Since both the lead pastor and worship leader publish the Good news (Isa 52:7), we must know each other well enough to be sincerely supportive through this joint mission. Because of much time invested together, I am convinced that Billy and Annie are committed to the Stefanie “away from the microphone” so minor challenges don’t become deal-breakers. I have seen firsthand that Annie cares about my marriage enough to give me good recipes so my husband doesn’t starve. I have surfaced out of my “cave” long enough to see that Billy is prepared, communicates with God intimately, and doesn’t make my work stressful due to lack of direction. Big sigh of relief—and big win for Christ’s team.

At RCA Church, the vision for our worship services is unification of every age and stage. To aim for such a variety of worshipers is considerably more work, yet far more rewarding. Because we have made it a priority to know each other and be known, I feel respected and trusted by the Phipps so that I can wholeheartedly submit to their vision.

By faith, I serve God now and for eternity.

…producing an eternal stockpile of glory for us that is beyond all comparison.
– 2 Corinthians 4:17

Newsflash: sometimes my lead pastor and I disagree! And though healthy tension, like in music, makes the harmony sweet, still I must remember my eternal value and the timeless purposes of my Creator. Sometimes I remind our musicians that no matter the breadth of our earthly influence, our gifts will one day be magnified in heaven. Perhaps an original song that was dismissed by your lead pastor (gasp) is already being sung by the angelic choir. Maybe the young violinist who is slightly sharp now is already perfectly tuned in the eternal orchestra. Dwelling on these thoughts create hope, and since our God will be worshiped forever, why not hope for the now and the not yet? The fruit of this hope is a ministry with longevity that is alive by faith not only in things that are seen.

In closing, I want to leave us with this thought: Someday the worldwide body of Christ will serve together in eternity. We will be “known as we are known” (1 Cor 13:12). My desire to finish this life well—for God’s glory—stirs in me a hunger for reconciliation in the meantime. Let us be in right standing with the people that we will spend eternity with, and as a result, we will all be encouraged and our communities blessed.

-Stefanie Kelly, RCA Worship Pastor




Psalm 91 with “Not Afraid” by CBC Live feat. Josh Lopez


Psalm 91

Whoever dwells in the shelter of the Most High
    will rest in the shadow of the Almighty.
I will say of the Lord, “He is my refuge and my fortress,
    my God, in whom I trust.”

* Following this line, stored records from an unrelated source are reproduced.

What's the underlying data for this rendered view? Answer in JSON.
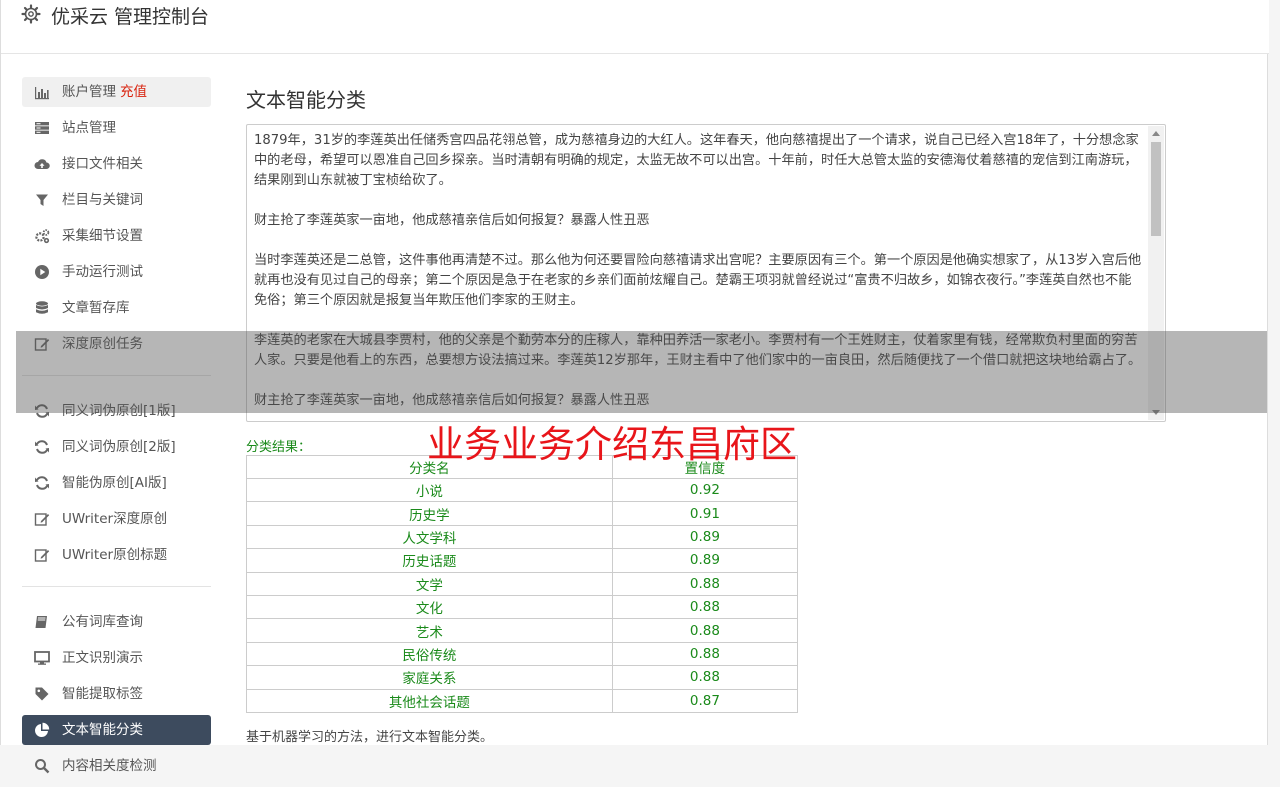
{
  "header": {
    "title": "优采云 管理控制台",
    "icon": "gear-icon"
  },
  "sidebar": {
    "items": [
      {
        "label": "账户管理",
        "extra": "充值",
        "icon": "bar-chart-icon"
      },
      {
        "label": "站点管理",
        "icon": "server-icon"
      },
      {
        "label": "接口文件相关",
        "icon": "cloud-upload-icon"
      },
      {
        "label": "栏目与关键词",
        "icon": "filter-icon"
      },
      {
        "label": "采集细节设置",
        "icon": "gears-icon"
      },
      {
        "label": "手动运行测试",
        "icon": "play-circle-icon"
      },
      {
        "label": "文章暂存库",
        "icon": "database-icon"
      },
      {
        "label": "深度原创任务",
        "icon": "edit-icon"
      },
      {
        "label": "同义词伪原创[1版]",
        "icon": "refresh-icon"
      },
      {
        "label": "同义词伪原创[2版]",
        "icon": "refresh-icon"
      },
      {
        "label": "智能伪原创[AI版]",
        "icon": "refresh-icon"
      },
      {
        "label": "UWriter深度原创",
        "icon": "edit-icon"
      },
      {
        "label": "UWriter原创标题",
        "icon": "edit-icon"
      },
      {
        "label": "公有词库查询",
        "icon": "book-icon"
      },
      {
        "label": "正文识别演示",
        "icon": "monitor-icon"
      },
      {
        "label": "智能提取标签",
        "icon": "tag-icon"
      },
      {
        "label": "文本智能分类",
        "icon": "pie-chart-icon"
      },
      {
        "label": "内容相关度检测",
        "icon": "search-icon"
      }
    ]
  },
  "main": {
    "title": "文本智能分类",
    "text": "1879年，31岁的李莲英出任储秀宫四品花翎总管，成为慈禧身边的大红人。这年春天，他向慈禧提出了一个请求，说自己已经入宫18年了，十分想念家中的老母，希望可以恩准自己回乡探亲。当时清朝有明确的规定，太监无故不可以出宫。十年前，时任大总管太监的安德海仗着慈禧的宠信到江南游玩，结果刚到山东就被丁宝桢给砍了。\n\n财主抢了李莲英家一亩地，他成慈禧亲信后如何报复？暴露人性丑恶\n\n当时李莲英还是二总管，这件事他再清楚不过。那么他为何还要冒险向慈禧请求出宫呢？主要原因有三个。第一个原因是他确实想家了，从13岁入宫后他就再也没有见过自己的母亲；第二个原因是急于在老家的乡亲们面前炫耀自己。楚霸王项羽就曾经说过“富贵不归故乡，如锦衣夜行。”李莲英自然也不能免俗；第三个原因就是报复当年欺压他们李家的王财主。\n\n李莲英的老家在大城县李贾村，他的父亲是个勤劳本分的庄稼人，靠种田养活一家老小。李贾村有一个王姓财主，仗着家里有钱，经常欺负村里面的穷苦人家。只要是他看上的东西，总要想方设法搞过来。李莲英12岁那年，王财主看中了他们家中的一亩良田，然后随便找了一个借口就把这块地给霸占了。\n\n财主抢了李莲英家一亩地，他成慈禧亲信后如何报复？暴露人性丑恶",
    "result_label": "分类结果：",
    "table": {
      "headers": [
        "分类名",
        "置信度"
      ],
      "rows": [
        [
          "小说",
          "0.92"
        ],
        [
          "历史学",
          "0.91"
        ],
        [
          "人文学科",
          "0.89"
        ],
        [
          "历史话题",
          "0.89"
        ],
        [
          "文学",
          "0.88"
        ],
        [
          "文化",
          "0.88"
        ],
        [
          "艺术",
          "0.88"
        ],
        [
          "民俗传统",
          "0.88"
        ],
        [
          "家庭关系",
          "0.88"
        ],
        [
          "其他社会话题",
          "0.87"
        ]
      ]
    },
    "footnote": "基于机器学习的方法，进行文本智能分类。"
  },
  "watermark": "业务业务介绍东昌府区",
  "colors": {
    "accent_red": "#d9230f",
    "result_green": "#1a8a1a",
    "active_nav": "#3d4b5e",
    "watermark_red": "#e8151a"
  }
}
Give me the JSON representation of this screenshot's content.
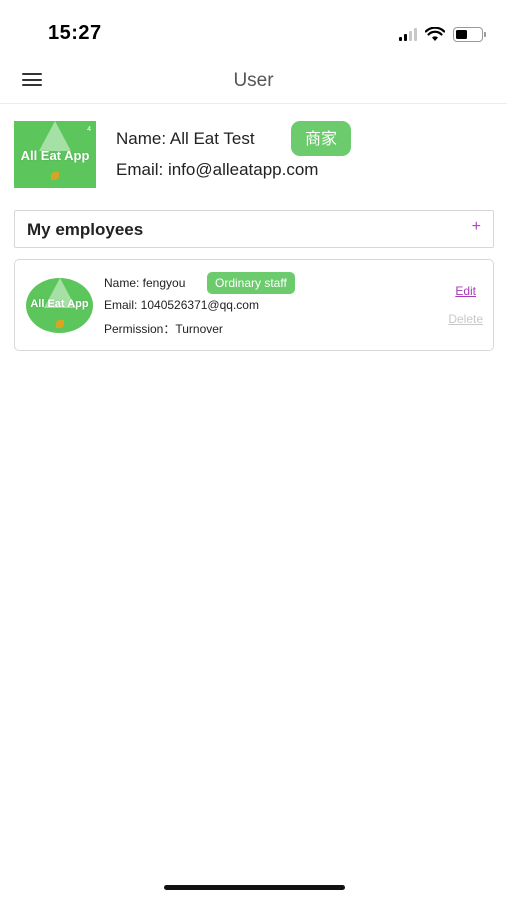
{
  "status_bar": {
    "time": "15:27",
    "icons": [
      "signal-icon",
      "wifi-icon",
      "battery-icon"
    ],
    "battery_level": 0.45
  },
  "nav": {
    "title": "User",
    "menu_icon": "hamburger-menu-icon"
  },
  "profile": {
    "logo_text": "All Eat App",
    "name": "Name: All Eat Test",
    "badge": "商家",
    "email": "Email: info@alleatapp.com"
  },
  "employees": {
    "title": "My employees",
    "add_label": "+",
    "list": [
      {
        "logo_text": "All Eat App",
        "name": "Name: fengyou",
        "role": "Ordinary staff",
        "email": "Email: 1040526371@qq.com",
        "permission": "Permission：Turnover",
        "edit_label": "Edit",
        "delete_label": "Delete"
      }
    ]
  },
  "colors": {
    "accent_green": "#6ccb6c",
    "link_purple": "#a63bb8",
    "muted_gray": "#c8c8c8"
  }
}
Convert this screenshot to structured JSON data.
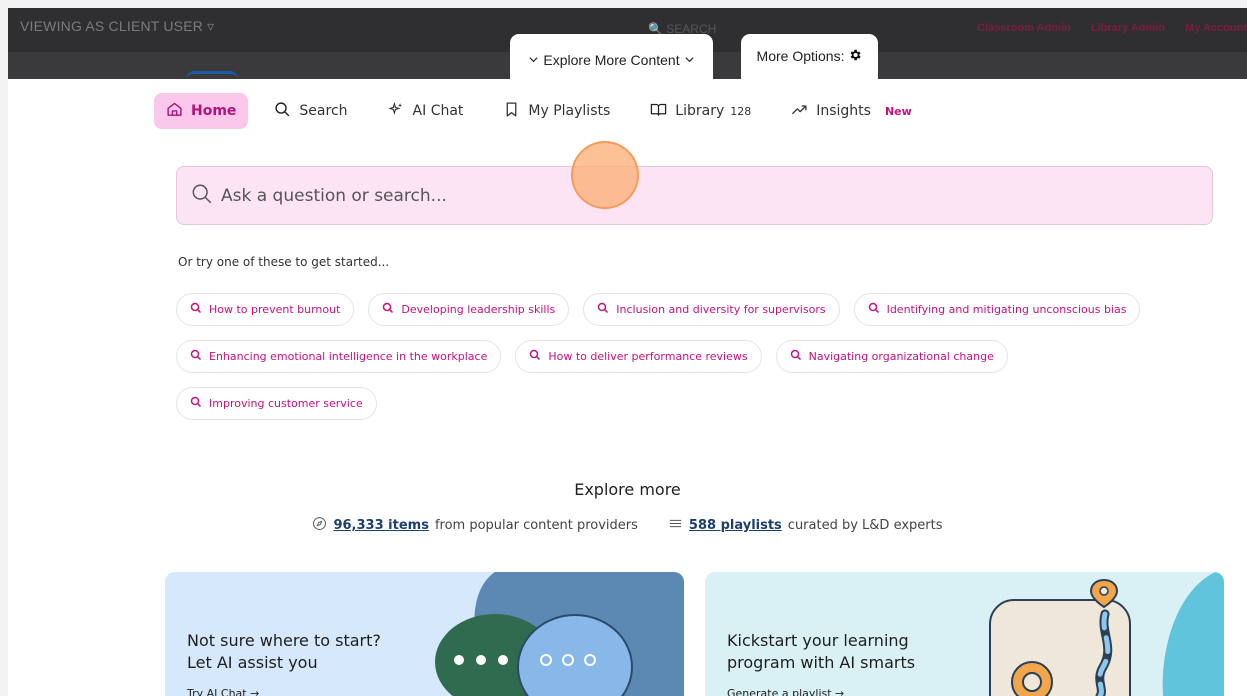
{
  "topbar": {
    "viewing": "VIEWING AS CLIENT USER ▿",
    "search": "🔍 SEARCH",
    "admin_links": [
      "Classroom Admin",
      "Library Admin",
      "My Account"
    ]
  },
  "tabs": {
    "explore": "Explore More Content",
    "more_options": "More Options:"
  },
  "nav": {
    "home": "Home",
    "search": "Search",
    "ai_chat": "AI Chat",
    "playlists": "My Playlists",
    "library": "Library",
    "library_count": "128",
    "insights": "Insights",
    "insights_badge": "New"
  },
  "search": {
    "placeholder": "Ask a question or search..."
  },
  "suggestions": {
    "label": "Or try one of these to get started...",
    "row1": [
      "How to prevent burnout",
      "Developing leadership skills",
      "Inclusion and diversity for supervisors",
      "Identifying and mitigating unconscious bias"
    ],
    "row2": [
      "Enhancing emotional intelligence in the workplace",
      "How to deliver performance reviews",
      "Navigating organizational change"
    ],
    "row3": [
      "Improving customer service"
    ]
  },
  "explore": {
    "title": "Explore more",
    "items_count": "96,333 items",
    "items_suffix": "from popular content providers",
    "playlists_count": "588 playlists",
    "playlists_suffix": "curated by L&D experts"
  },
  "cards": {
    "ai_title": "Not sure where to start? Let AI assist you",
    "ai_link": "Try AI Chat →",
    "kick_title": "Kickstart your learning program with AI smarts",
    "kick_link": "Generate a playlist →"
  },
  "colors": {
    "accent": "#c4127f",
    "active_nav_bg": "#fbc8eb",
    "search_bg": "#fde4f4",
    "link": "#1c3f6f"
  }
}
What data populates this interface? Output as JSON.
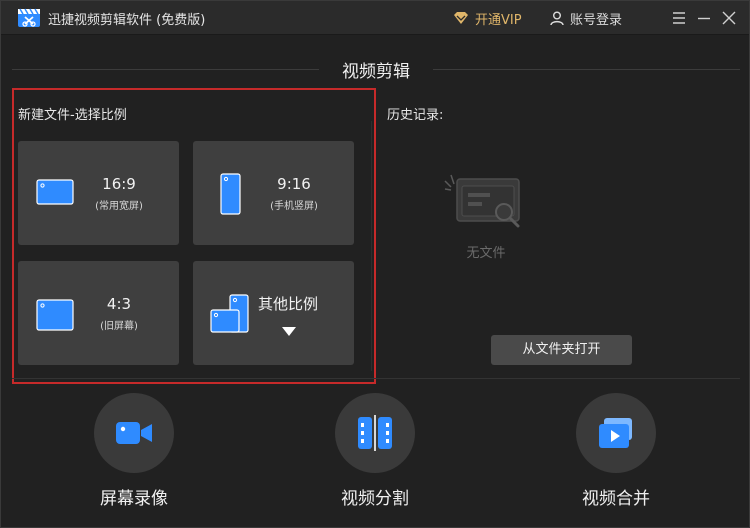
{
  "titlebar": {
    "title": "迅捷视频剪辑软件 (免费版)",
    "vip_label": "开通VIP",
    "account_label": "账号登录"
  },
  "section_title": "视频剪辑",
  "new_file": {
    "label": "新建文件-选择比例",
    "ratios": [
      {
        "ratio": "16:9",
        "desc": "(常用宽屏)"
      },
      {
        "ratio": "9:16",
        "desc": "(手机竖屏)"
      },
      {
        "ratio": "4:3",
        "desc": "(旧屏幕)"
      },
      {
        "ratio": "其他比例",
        "desc": ""
      }
    ]
  },
  "history": {
    "label": "历史记录:",
    "empty_text": "无文件",
    "open_folder_label": "从文件夹打开"
  },
  "tools": [
    {
      "label": "屏幕录像",
      "icon": "camera-icon"
    },
    {
      "label": "视频分割",
      "icon": "film-split-icon"
    },
    {
      "label": "视频合并",
      "icon": "video-merge-icon"
    }
  ],
  "colors": {
    "accent_blue": "#2f8bff",
    "vip_gold": "#e0b66a",
    "highlight_red": "#c62a2a"
  }
}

Surely he will save you
    from the fowler’s snare
    and from the deadly pestilence.
He will cover you with his feathers,
    and under his wings you will find refuge;
    his faithfulness will be your shield and rampart.
You will not fear the terror of night,
    nor the arrow that flies by day,
nor the pestilence that stalks in the darkness,
    nor the plague that destroys at midday.
A thousand may fall at your side,
    ten thousand at your right hand,
    but it will not come near you.
You will only observe with your eyes
    and see the punishment of the wicked.

If you say, “The Lord is my refuge,”
    and you make the Most High your dwelling,
10 no harm will overtake you,
    no disaster will come near your tent.
11 For he will command his angels concerning you
    to guard you in all your ways;
12 they will lift you up in their hands,
    so that you will not strike your foot against a stone.
13 You will tread on the lion and the cobra;
    you will trample the great lion and the serpent.

14“Because he loves me,” says the Lord, “I will rescue him;
    I will protect him, for he acknowledges my name.
15 He will call on me, and I will answer him;
    I will be with him in trouble,
    I will deliver him and honor him.
16 With long life I will satisfy him
    and show him my salvation.”